Accumulation of extracellular matrix (ECM) materials in the trabecular meshwork (TM) is believed to be a contributing factor to intraocular pressure (IOP) elevation, a risk factor/cause of primary open angle glaucoma, a major blinding disease. Matrix metalloproteinase-3 (MMP-3) is one of the proteinases that can effectively degrade ECM elements such as fibronectin, and MMP-3 delivery to the TM represents a promising approach for IOP reduction and treatment of glaucoma. In this study, we tested the feasibility of using polymeric microparticles to achieve a slow and sustained release of active MMP-3 to cultured human TM cells. β-Casein, with molecular weight (24 kDa) and hydrophobicity similar to those of the active MMP-3 fragment (19.2 kDa), was first employed as a model for initial testing. β-casein was encapsulated into poly(lactic-co-glycolic acid) (PLGA) microparticles using a double emulsion procedure at an encapsulation efficiency of approximately 45%. The PLGA microparticles were chosen given their biocompatibility and the proven capacity of sustained release of encapsulated molecules.

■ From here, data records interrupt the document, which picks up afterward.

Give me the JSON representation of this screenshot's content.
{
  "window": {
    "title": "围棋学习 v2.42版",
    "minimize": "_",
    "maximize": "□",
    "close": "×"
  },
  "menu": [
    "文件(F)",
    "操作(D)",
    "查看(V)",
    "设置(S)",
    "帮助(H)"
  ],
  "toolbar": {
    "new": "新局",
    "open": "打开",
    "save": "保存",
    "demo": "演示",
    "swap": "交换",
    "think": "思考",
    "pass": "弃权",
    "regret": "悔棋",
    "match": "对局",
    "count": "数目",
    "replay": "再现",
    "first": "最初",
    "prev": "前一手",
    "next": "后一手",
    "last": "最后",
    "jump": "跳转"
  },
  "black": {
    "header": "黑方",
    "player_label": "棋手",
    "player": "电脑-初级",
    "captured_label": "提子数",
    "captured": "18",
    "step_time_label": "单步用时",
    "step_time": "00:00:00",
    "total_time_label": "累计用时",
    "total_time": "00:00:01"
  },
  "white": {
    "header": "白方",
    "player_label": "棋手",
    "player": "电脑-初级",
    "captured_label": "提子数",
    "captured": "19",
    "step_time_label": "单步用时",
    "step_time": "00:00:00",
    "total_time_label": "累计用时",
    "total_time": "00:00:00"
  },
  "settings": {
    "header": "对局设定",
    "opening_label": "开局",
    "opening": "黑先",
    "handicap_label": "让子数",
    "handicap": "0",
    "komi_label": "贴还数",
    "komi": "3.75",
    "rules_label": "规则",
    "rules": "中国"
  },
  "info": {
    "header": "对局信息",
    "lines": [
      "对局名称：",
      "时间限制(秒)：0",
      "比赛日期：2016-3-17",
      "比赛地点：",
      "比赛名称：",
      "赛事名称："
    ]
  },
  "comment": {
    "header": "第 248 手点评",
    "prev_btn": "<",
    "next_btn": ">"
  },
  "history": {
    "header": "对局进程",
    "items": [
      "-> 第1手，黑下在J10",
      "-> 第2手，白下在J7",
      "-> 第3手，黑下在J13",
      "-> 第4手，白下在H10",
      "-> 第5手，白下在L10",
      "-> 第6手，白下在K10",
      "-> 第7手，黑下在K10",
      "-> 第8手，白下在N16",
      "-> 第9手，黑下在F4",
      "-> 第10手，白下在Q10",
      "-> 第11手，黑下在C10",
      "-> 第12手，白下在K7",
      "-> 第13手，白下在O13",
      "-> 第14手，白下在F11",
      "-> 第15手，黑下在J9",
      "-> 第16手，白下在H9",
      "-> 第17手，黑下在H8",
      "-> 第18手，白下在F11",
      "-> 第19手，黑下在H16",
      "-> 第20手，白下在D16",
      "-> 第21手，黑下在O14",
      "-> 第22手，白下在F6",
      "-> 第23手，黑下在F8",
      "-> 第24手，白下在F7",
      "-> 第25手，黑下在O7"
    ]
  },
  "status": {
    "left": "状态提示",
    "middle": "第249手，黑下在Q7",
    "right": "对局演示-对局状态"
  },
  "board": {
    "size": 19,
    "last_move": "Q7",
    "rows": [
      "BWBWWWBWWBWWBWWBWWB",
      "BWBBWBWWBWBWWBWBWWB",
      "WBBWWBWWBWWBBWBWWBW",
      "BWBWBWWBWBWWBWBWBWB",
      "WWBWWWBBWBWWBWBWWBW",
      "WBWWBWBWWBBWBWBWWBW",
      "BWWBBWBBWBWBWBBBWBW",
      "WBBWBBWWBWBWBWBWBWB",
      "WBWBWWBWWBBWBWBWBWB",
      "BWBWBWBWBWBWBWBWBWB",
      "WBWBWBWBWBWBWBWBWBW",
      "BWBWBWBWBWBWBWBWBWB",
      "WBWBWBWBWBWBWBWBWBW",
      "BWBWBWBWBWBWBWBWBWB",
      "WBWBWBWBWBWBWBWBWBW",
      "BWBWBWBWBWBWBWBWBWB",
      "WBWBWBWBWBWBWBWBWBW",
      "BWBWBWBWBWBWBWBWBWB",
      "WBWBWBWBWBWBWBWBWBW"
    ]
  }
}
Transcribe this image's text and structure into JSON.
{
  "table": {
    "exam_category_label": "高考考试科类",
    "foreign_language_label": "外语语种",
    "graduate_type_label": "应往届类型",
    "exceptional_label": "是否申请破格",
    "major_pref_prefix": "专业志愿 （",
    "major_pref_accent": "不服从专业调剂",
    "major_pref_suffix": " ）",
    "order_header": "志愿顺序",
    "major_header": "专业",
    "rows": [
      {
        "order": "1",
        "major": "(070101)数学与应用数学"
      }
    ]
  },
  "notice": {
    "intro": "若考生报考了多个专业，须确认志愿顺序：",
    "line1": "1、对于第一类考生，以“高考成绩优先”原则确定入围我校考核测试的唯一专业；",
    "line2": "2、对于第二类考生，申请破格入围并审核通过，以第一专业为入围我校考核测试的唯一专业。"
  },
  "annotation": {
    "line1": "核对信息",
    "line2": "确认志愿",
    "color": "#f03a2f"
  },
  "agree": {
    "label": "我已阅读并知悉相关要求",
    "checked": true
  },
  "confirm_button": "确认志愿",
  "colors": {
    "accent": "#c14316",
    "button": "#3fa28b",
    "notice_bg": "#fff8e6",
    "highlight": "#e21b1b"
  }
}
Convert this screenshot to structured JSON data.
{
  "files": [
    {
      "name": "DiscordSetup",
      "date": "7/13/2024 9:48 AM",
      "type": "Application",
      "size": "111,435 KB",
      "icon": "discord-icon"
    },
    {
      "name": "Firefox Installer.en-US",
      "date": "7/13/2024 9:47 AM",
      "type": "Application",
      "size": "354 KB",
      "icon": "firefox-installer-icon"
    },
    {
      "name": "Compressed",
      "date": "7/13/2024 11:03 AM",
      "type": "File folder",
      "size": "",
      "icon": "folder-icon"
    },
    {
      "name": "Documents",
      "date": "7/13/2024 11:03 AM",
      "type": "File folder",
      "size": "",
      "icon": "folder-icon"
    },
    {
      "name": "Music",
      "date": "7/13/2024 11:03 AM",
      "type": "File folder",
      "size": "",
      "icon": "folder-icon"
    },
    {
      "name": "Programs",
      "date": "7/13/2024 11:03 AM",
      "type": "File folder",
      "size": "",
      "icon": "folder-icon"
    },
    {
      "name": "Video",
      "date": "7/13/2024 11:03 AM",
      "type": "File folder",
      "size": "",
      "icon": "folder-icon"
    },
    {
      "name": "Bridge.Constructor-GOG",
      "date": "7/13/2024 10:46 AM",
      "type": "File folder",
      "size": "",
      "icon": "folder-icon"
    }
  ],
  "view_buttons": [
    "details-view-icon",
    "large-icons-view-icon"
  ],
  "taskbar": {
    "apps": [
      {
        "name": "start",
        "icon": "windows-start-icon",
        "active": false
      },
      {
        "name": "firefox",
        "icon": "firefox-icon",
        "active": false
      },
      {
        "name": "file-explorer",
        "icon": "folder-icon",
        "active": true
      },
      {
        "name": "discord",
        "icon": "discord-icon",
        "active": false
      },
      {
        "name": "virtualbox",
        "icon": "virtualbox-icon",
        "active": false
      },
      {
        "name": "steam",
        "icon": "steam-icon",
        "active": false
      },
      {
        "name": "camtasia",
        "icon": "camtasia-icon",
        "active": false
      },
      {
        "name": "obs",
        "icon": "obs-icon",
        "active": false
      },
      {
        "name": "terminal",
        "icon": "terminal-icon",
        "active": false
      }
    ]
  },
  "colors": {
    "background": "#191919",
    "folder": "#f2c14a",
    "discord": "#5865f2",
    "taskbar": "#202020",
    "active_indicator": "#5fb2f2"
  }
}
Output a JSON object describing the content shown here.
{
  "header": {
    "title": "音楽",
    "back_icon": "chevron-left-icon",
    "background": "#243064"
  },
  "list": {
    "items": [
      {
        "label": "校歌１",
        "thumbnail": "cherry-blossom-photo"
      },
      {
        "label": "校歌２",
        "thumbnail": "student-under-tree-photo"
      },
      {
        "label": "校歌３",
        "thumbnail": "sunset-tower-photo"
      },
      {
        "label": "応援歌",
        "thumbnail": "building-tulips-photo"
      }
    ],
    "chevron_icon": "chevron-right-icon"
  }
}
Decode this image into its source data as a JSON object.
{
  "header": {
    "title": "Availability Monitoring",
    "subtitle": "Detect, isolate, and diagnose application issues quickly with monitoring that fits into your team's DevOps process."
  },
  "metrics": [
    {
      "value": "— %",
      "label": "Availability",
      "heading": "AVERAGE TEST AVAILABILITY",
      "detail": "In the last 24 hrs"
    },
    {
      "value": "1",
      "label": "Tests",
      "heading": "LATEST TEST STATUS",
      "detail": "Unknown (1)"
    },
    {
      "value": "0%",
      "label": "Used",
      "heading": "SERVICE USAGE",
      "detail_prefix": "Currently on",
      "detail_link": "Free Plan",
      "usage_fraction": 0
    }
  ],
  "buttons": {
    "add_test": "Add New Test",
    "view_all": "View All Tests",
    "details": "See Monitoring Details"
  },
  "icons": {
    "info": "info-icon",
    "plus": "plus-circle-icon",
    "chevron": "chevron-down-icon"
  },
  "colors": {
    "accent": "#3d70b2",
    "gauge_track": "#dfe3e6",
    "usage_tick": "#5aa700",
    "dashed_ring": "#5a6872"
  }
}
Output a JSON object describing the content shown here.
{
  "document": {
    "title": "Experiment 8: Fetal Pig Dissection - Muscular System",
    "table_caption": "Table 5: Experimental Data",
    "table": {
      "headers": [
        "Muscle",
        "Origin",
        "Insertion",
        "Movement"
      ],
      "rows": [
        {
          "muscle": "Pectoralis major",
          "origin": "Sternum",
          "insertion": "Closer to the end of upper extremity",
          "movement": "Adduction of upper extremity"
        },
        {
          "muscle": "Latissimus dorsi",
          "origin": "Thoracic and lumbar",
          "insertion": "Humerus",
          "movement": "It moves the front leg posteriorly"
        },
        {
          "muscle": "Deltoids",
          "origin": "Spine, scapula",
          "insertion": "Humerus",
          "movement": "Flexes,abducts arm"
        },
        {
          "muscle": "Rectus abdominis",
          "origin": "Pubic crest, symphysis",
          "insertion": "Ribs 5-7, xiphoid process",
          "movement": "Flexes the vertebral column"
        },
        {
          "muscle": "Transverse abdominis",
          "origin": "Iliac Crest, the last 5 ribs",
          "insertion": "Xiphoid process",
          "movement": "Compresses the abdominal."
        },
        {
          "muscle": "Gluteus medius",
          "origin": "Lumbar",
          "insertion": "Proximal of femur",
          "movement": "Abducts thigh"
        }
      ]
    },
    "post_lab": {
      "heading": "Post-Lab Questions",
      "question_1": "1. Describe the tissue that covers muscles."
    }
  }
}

The release test conducted in the culture medium showed a slow and sustained release of the protein over 20 days without a significant initial burst release. Active MMP-3 was subsequently encapsulated into PLGA microparticles with an encapsulation efficiency of approximately 50%. A biofunctional assay utilizing human TM cells was set up in which the reduction of fibronectin was used as an indicator of enzyme activity. It was observed that fibronectin staining was markedly reduced by the medium collected from MMP-3-microparticle-treated cultures compared to that from blank- and β-casein-microparticle controls, which was validated using a direct MMP-3 activity assay. The controlled release of MMP-3 from the microparticles resulted in sustained degradation of fibronectin up to 10 days. This proof-of-concept undertaking represents the first study on the controlled and sustained release of active MMP-3 to TM cells via encapsulation into PLGA microparticles as a potential treatment of glaucoma.
All Science Journal Classification (ASJC) codes
- Molecular Medicine
- Pharmaceutical Science
- Drug Discovery